**THE TASK:** Only the pictures are to be omitted; everything else in the listing must be reproduced exactly.

**DATA TO EXAMINE:**

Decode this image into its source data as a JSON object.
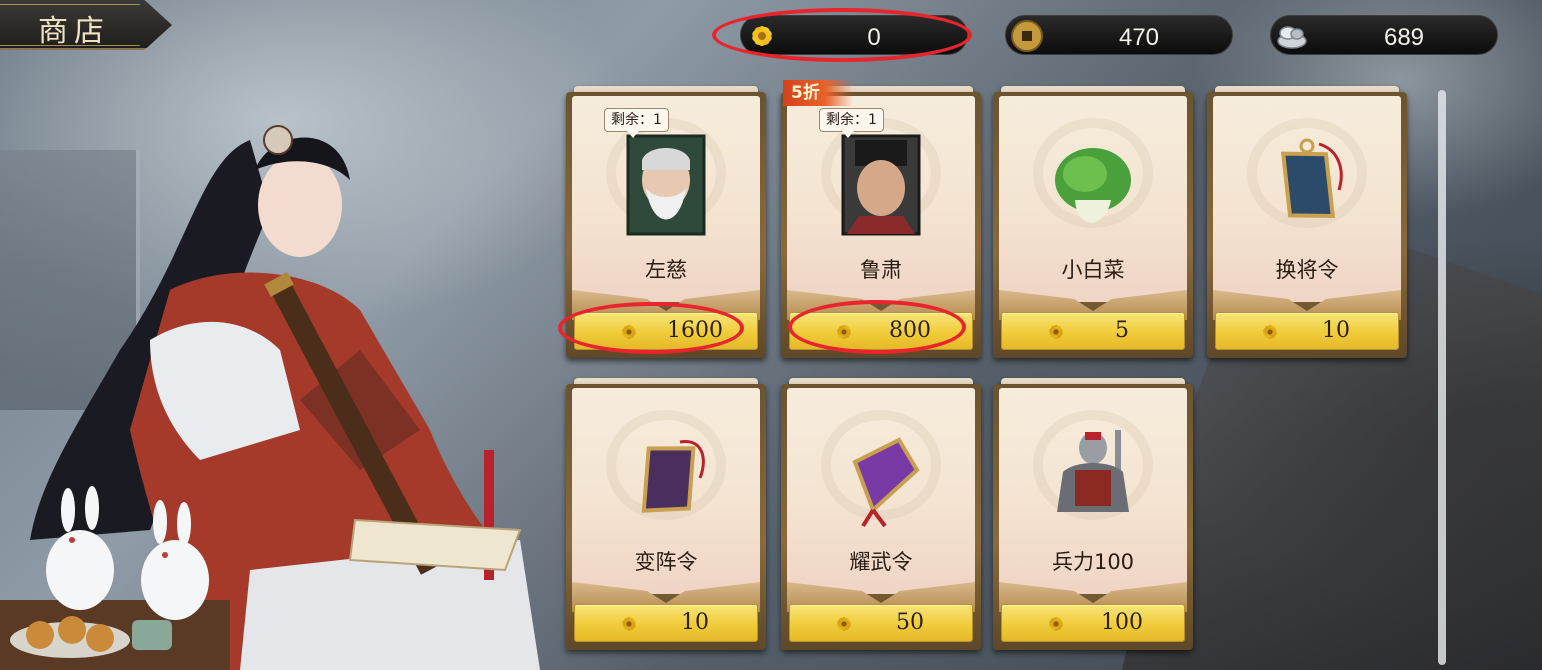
{
  "header": {
    "title": "商店"
  },
  "currencies": [
    {
      "name": "blossom",
      "value": "0",
      "icon": "gold-flower-icon"
    },
    {
      "name": "coin",
      "value": "470",
      "icon": "copper-coin-icon"
    },
    {
      "name": "silver",
      "value": "689",
      "icon": "silver-ingot-icon"
    }
  ],
  "items": [
    {
      "name": "左慈",
      "price": "1600",
      "remain": "剩余：1",
      "icon": "zuo-ci-portrait"
    },
    {
      "name": "鲁肃",
      "price": "800",
      "remain": "剩余：1",
      "discount": "5折",
      "icon": "lu-su-portrait"
    },
    {
      "name": "小白菜",
      "price": "5",
      "icon": "bok-choy-icon"
    },
    {
      "name": "换将令",
      "price": "10",
      "icon": "swap-token-icon"
    },
    {
      "name": "变阵令",
      "price": "10",
      "icon": "formation-token-icon"
    },
    {
      "name": "耀武令",
      "price": "50",
      "icon": "glory-token-icon"
    },
    {
      "name": "兵力100",
      "price": "100",
      "icon": "armor-icon"
    }
  ],
  "colors": {
    "highlight_ring": "#e8242c",
    "price_button": "#f0cc3a",
    "card_bg": "#f6ecdc"
  }
}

**SOLUTION FOR THIS TASK:**
Decode this image into its source data as a JSON object.
{
  "header": {
    "title": "商店"
  },
  "currencies": [
    {
      "name": "blossom",
      "value": "0",
      "icon": "gold-flower-icon"
    },
    {
      "name": "coin",
      "value": "470",
      "icon": "copper-coin-icon"
    },
    {
      "name": "silver",
      "value": "689",
      "icon": "silver-ingot-icon"
    }
  ],
  "items": [
    {
      "name": "左慈",
      "price": "1600",
      "remain": "剩余：1",
      "icon": "zuo-ci-portrait"
    },
    {
      "name": "鲁肃",
      "price": "800",
      "remain": "剩余：1",
      "discount": "5折",
      "icon": "lu-su-portrait"
    },
    {
      "name": "小白菜",
      "price": "5",
      "icon": "bok-choy-icon"
    },
    {
      "name": "换将令",
      "price": "10",
      "icon": "swap-token-icon"
    },
    {
      "name": "变阵令",
      "price": "10",
      "icon": "formation-token-icon"
    },
    {
      "name": "耀武令",
      "price": "50",
      "icon": "glory-token-icon"
    },
    {
      "name": "兵力100",
      "price": "100",
      "icon": "armor-icon"
    }
  ],
  "colors": {
    "highlight_ring": "#e8242c",
    "price_button": "#f0cc3a",
    "card_bg": "#f6ecdc"
  }
}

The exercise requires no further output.